Exercise — Select the lines of the records containing the word "JSON" and list them.

Dataset content —
──────────────────────────────

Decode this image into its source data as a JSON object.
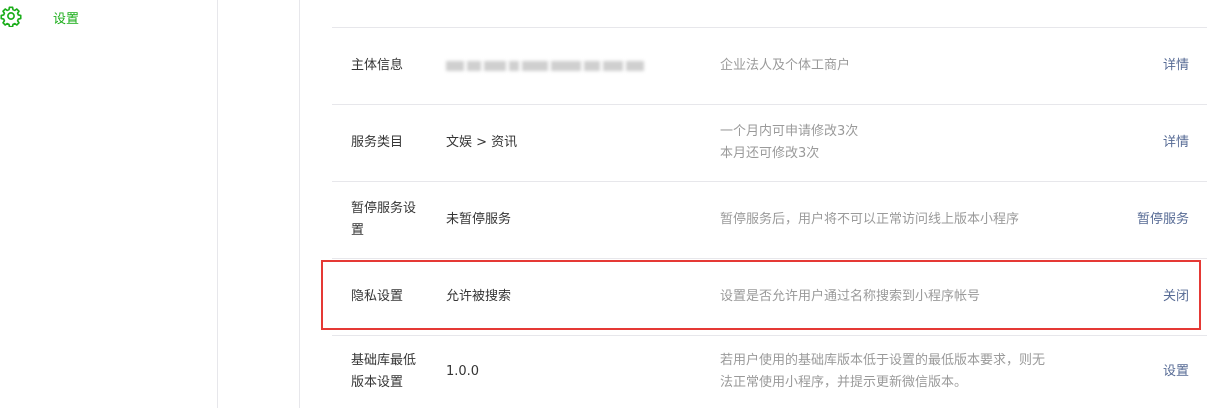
{
  "sidebar": {
    "settings_label": "设置",
    "settings_icon": "gear-icon",
    "accent_color": "#1aad19"
  },
  "rows": [
    {
      "label": "主体信息",
      "value": "",
      "value_redacted": true,
      "desc": [
        "企业法人及个体工商户"
      ],
      "action": "详情"
    },
    {
      "label": "服务类目",
      "value": "文娱 > 资讯",
      "desc": [
        "一个月内可申请修改3次",
        "本月还可修改3次"
      ],
      "action": "详情"
    },
    {
      "label": [
        "暂停服务设",
        "置"
      ],
      "value": "未暂停服务",
      "desc": [
        "暂停服务后，用户将不可以正常访问线上版本小程序"
      ],
      "action": "暂停服务"
    },
    {
      "label": "隐私设置",
      "value": "允许被搜索",
      "desc": [
        "设置是否允许用户通过名称搜索到小程序帐号"
      ],
      "action": "关闭",
      "highlighted": true
    },
    {
      "label": [
        "基础库最低",
        "版本设置"
      ],
      "value": "1.0.0",
      "desc": [
        "若用户使用的基础库版本低于设置的最低版本要求，则无",
        "法正常使用小程序，并提示更新微信版本。"
      ],
      "action": "设置"
    }
  ],
  "colors": {
    "link": "#576b95",
    "highlight_border": "#e53935",
    "desc_text": "#9a9a9a"
  }
}
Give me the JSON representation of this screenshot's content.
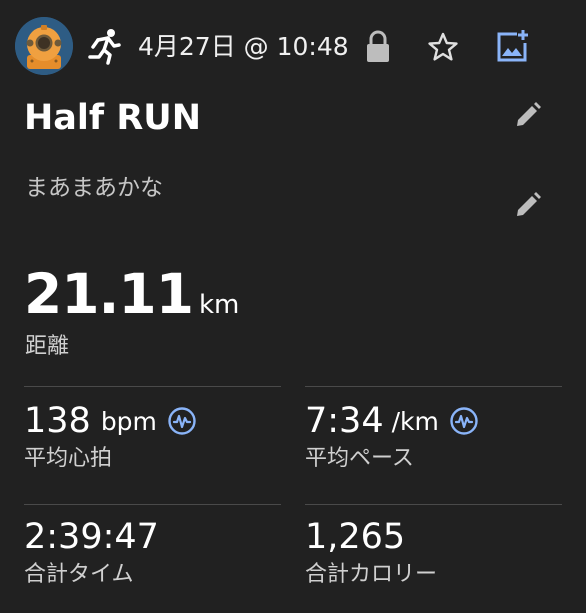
{
  "header": {
    "avatar_icon": "diving-helmet-avatar",
    "activity_icon": "running-person-icon",
    "date_time": "4月27日 @ 10:48",
    "privacy_icon": "lock-icon",
    "favorite_icon": "star-outline-icon",
    "add_photo_icon": "add-photo-icon"
  },
  "activity": {
    "title": "Half RUN",
    "note": "まあまあかな",
    "edit_icon": "pencil-icon"
  },
  "distance": {
    "value": "21.11",
    "unit": "km",
    "label": "距離"
  },
  "stats": {
    "heart_rate": {
      "value": "138",
      "unit": "bpm",
      "label": "平均心拍",
      "icon": "heart-rate-chart-icon"
    },
    "pace": {
      "value": "7:34",
      "unit": "/km",
      "label": "平均ペース",
      "icon": "pace-chart-icon"
    },
    "total_time": {
      "value": "2:39:47",
      "label": "合計タイム"
    },
    "calories": {
      "value": "1,265",
      "label": "合計カロリー"
    }
  },
  "colors": {
    "background": "#212121",
    "accent_blue": "#8ab4f8",
    "icon_gray": "#bdbdbd",
    "divider": "#4a4a4a",
    "avatar_bg": "#2e5c84",
    "helmet_orange": "#f0a040"
  }
}
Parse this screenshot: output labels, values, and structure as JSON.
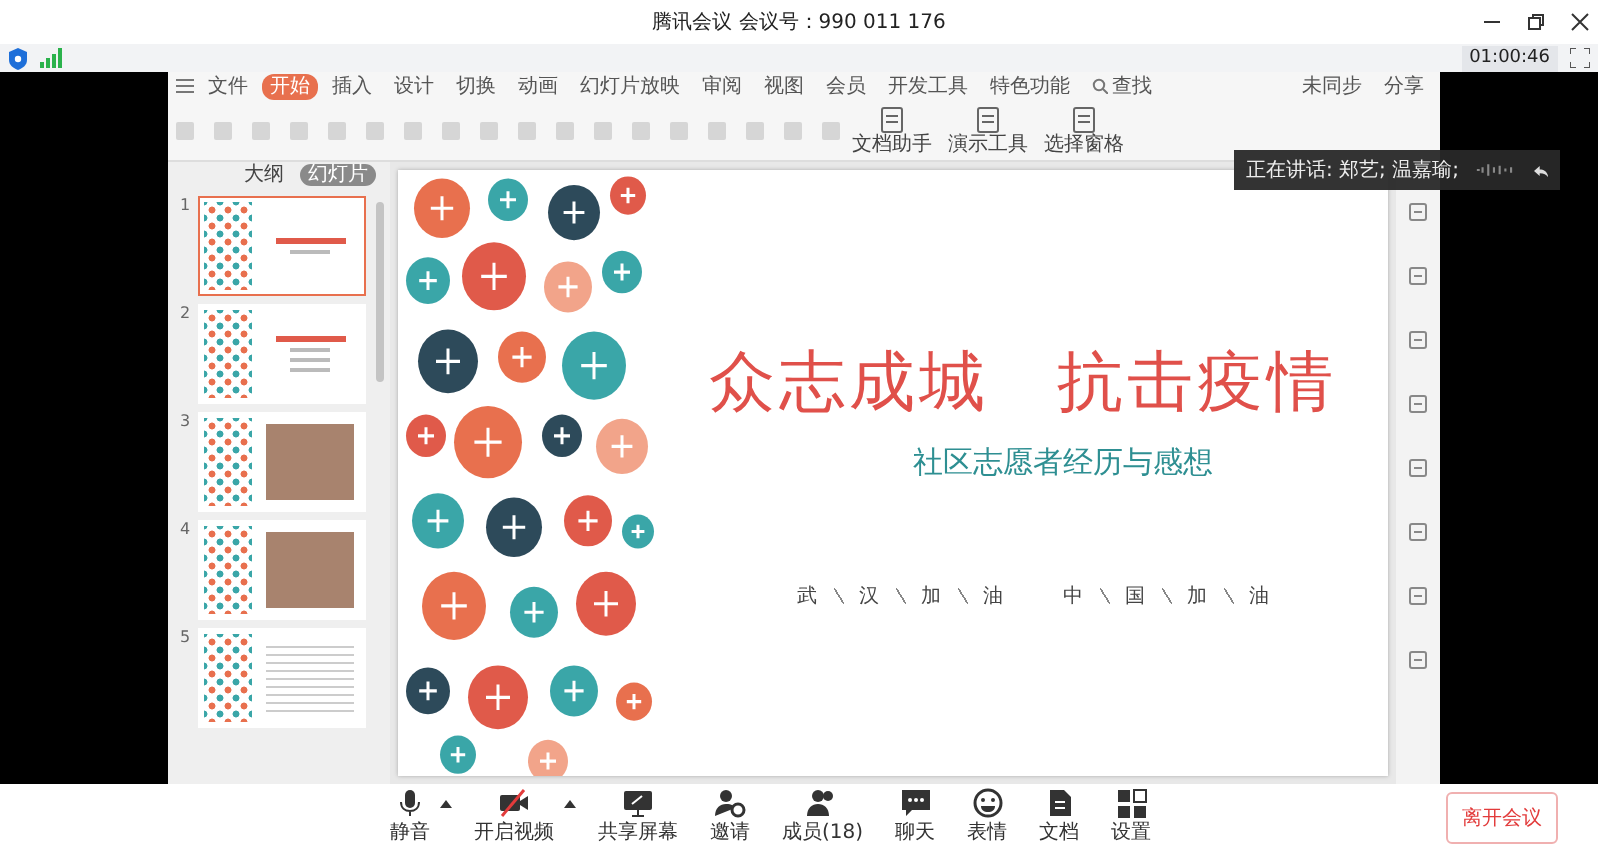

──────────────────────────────

Answer for the task —
Decode this image into its source data as a JSON object.
Give me the JSON representation of this screenshot's content.
Parse this screenshot: output labels, values, and structure as JSON.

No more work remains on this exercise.